Another concern made Phifer want to leave the conventional funeral industry: again and again, he watched families and friends grieving in settings where they were not involved in the burial of their loved one. Phifer is convinced that grief can be easier to process when there is more physical and emotional involvement in the actual burial process. “The grave is hidden; there are plastic chairs; there is fake grass. Those are all things that we’re placing between ourselves and death. In this setting we can’t then deal with the fact of losing our loved one.”
At the Larkspur Conservation – named for the spring ephemeral wildflower that grows there – families and friends often arrive early on the burial day to take a memorial hike (or drive, for those with mobility constraints) to the grave site, which will already be dug and the bottom beautifully decorated by Phifer and Ponoroff with seasonal flowers and leaves.
“We want people to come up and see something that is pretty and soft and aesthetically pleasing, because it makes it easier to engage with what’s happening,” Ponoroff said. Sometimes, above the grave, photos of the deceased are hung, catching the breeze. Families can bring religious or spiritual leaders with them to provide a more structured service, or they can simply tell stories and reflect on the life of their loved one. The body is then lowered into the grave with ropes held by ceremony attendees, then the grave is filled in, sometimes with the help of Ponoroff and Phifer. “There are days where we do a lot, and there are days when we’re not allowed to touch the shovels,” Ponoroff said.
Since 2018, Phifer and Ponoroff have buried around 66 bodies and have seen demand grow for their services. In 2019, The National Funeral Director Association listed the average cost of an adult funeral with viewing and burial at $9,135 dollars. Ponoroff estimated that in Tennessee the average is closer to $12,000 dollars. Burial at Larkspur, which includes a ceremony that can last up to three hours, costs around $4,000 dollars.

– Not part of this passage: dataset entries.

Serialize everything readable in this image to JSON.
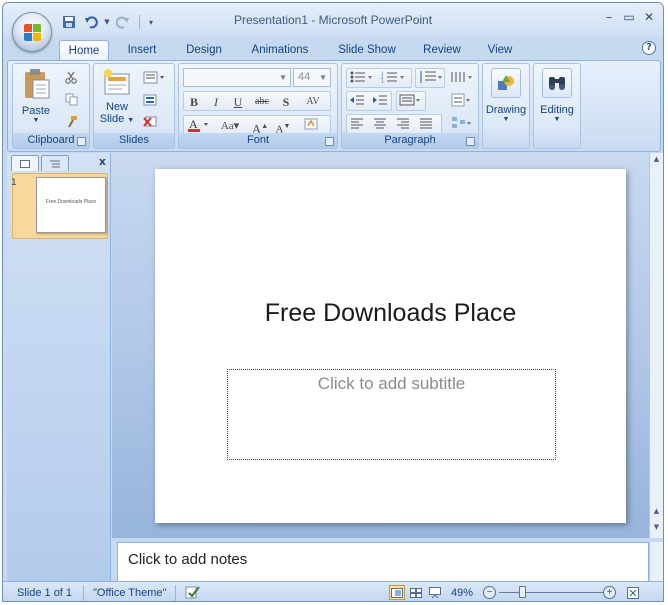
{
  "window": {
    "title": "Presentation1 - Microsoft PowerPoint"
  },
  "tabs": [
    "Home",
    "Insert",
    "Design",
    "Animations",
    "Slide Show",
    "Review",
    "View"
  ],
  "ribbon": {
    "clipboard": {
      "label": "Clipboard",
      "paste": "Paste"
    },
    "slides": {
      "label": "Slides",
      "new_slide_1": "New",
      "new_slide_2": "Slide"
    },
    "font": {
      "label": "Font",
      "font_name": "",
      "font_size": "44"
    },
    "paragraph": {
      "label": "Paragraph"
    },
    "drawing": {
      "label": "Drawing"
    },
    "editing": {
      "label": "Editing"
    }
  },
  "slide_panel": {
    "thumb_number": "1",
    "thumb_title": "Free Downloads Place"
  },
  "slide": {
    "title": "Free Downloads Place",
    "subtitle_placeholder": "Click to add subtitle"
  },
  "notes": {
    "placeholder": "Click to add notes"
  },
  "status": {
    "slide_counter": "Slide 1 of 1",
    "theme": "\"Office Theme\"",
    "zoom": "49%"
  },
  "zoom_level_fraction": 0.49,
  "colors": {
    "ribbon_text": "#15428b",
    "frame": "#c5d9f1"
  }
}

In a society where green burial is not yet the norm, finding people who want to be buried at Larkspur hasn’t always been easy. Phifer and Ponoroff said the biggest challenge they face is getting access to and being able to educate local communities on exactly what green burial is, and why they think it’s a smarter choice.
Barbara Haynes, who buried her mother, Lois Catanzaro, at Larkspur in June 2020, didn’t need any convincing. Alone in hospital, Catanzaro died as a result of COVID-19, while listening to a recording of Haynes singing her favorite hymn, Great is Thy Faithfulness. Although Catanzaro did not expressly choose Larkspur for her burial, Haynes knew it was what the family needed after not being able to be with Catanzaro as she passed.
“Larkspur gave us the chance to serve her and care for her a final time,” Haynes said. Haynes’ husband and children took part in the burial with her brother, his family, and a photographer friend. The ceremony was anything but formal, Haynes said, as family members all took part in lowering Catanzaro’s body, and then filling in the grave. Since then, Haynes has returned twice, including a visit when she planted native trees and bushes around the gravesite.
Haynes said this process has helped with her grief, and that it made her feel closer to her mother. Haynes and her husband both plan on being buried at Larkspur and, after hearing their story of burying Catanzaro, two of their close friends plan to be buried at the conservation as well.
Haynes said, “This will be a different kind of memorial. Here, the experience of death and burial becomes a part of life.”